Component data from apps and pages
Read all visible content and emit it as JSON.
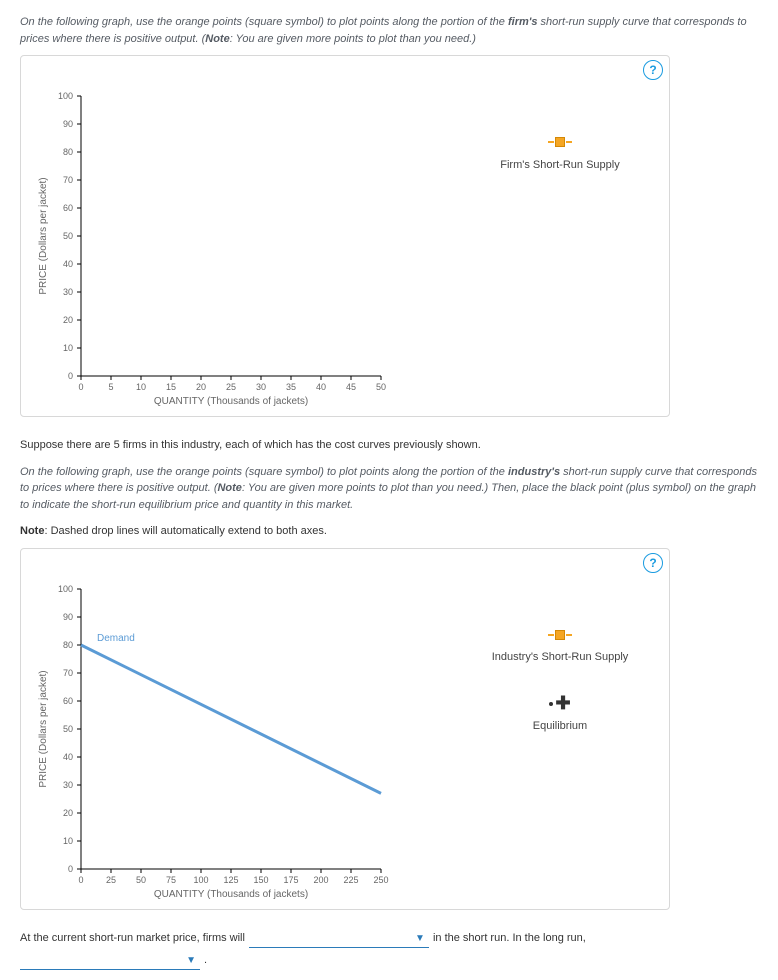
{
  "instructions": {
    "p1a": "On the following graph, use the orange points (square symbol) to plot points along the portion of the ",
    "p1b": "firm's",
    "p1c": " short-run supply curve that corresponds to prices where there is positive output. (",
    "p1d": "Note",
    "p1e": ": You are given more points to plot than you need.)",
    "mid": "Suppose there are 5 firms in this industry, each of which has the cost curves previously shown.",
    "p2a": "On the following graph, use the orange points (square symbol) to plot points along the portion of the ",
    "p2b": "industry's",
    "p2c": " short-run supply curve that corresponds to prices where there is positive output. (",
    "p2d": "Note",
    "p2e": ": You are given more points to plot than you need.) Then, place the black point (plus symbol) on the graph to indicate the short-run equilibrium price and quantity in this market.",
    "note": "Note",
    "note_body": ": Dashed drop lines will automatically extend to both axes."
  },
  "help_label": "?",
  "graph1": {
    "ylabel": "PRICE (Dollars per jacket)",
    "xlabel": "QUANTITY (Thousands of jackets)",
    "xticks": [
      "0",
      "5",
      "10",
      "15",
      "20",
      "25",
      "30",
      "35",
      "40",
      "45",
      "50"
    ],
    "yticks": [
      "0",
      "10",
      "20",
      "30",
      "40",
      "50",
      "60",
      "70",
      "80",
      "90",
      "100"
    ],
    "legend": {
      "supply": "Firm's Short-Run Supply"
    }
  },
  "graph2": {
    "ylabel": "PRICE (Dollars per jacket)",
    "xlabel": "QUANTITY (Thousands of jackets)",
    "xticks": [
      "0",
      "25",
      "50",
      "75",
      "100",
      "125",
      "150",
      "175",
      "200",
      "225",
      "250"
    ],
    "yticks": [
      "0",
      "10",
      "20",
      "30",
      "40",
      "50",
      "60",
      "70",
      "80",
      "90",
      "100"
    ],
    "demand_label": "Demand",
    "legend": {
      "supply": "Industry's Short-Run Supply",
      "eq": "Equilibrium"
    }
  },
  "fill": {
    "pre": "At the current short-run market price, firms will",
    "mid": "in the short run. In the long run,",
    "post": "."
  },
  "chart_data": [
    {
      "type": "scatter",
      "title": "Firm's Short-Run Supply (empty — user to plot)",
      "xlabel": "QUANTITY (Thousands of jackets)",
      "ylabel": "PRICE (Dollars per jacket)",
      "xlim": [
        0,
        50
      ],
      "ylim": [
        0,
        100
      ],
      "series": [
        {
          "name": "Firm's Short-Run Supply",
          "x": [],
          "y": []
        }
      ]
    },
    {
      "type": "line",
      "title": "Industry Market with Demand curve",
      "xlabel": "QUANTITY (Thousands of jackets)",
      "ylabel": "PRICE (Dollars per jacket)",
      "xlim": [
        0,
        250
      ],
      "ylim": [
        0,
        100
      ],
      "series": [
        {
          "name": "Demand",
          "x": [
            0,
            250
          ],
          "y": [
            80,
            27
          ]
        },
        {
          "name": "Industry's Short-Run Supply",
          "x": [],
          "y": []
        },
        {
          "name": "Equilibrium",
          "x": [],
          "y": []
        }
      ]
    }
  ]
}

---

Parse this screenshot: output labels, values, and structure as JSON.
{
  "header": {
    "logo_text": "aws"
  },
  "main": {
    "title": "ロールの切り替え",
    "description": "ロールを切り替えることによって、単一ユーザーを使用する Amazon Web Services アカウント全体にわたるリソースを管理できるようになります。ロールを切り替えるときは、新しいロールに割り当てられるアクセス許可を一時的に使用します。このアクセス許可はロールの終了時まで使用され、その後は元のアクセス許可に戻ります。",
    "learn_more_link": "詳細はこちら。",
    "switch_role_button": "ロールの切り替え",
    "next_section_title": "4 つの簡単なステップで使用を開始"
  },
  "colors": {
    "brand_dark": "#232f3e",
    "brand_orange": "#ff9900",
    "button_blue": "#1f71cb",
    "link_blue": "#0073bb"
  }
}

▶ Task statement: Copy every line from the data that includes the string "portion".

▶ Answer space:
    "p1a": "On the following graph, use the orange points (square symbol) to plot points along the portion of the ",
    "p2a": "On the following graph, use the orange points (square symbol) to plot points along the portion of the ",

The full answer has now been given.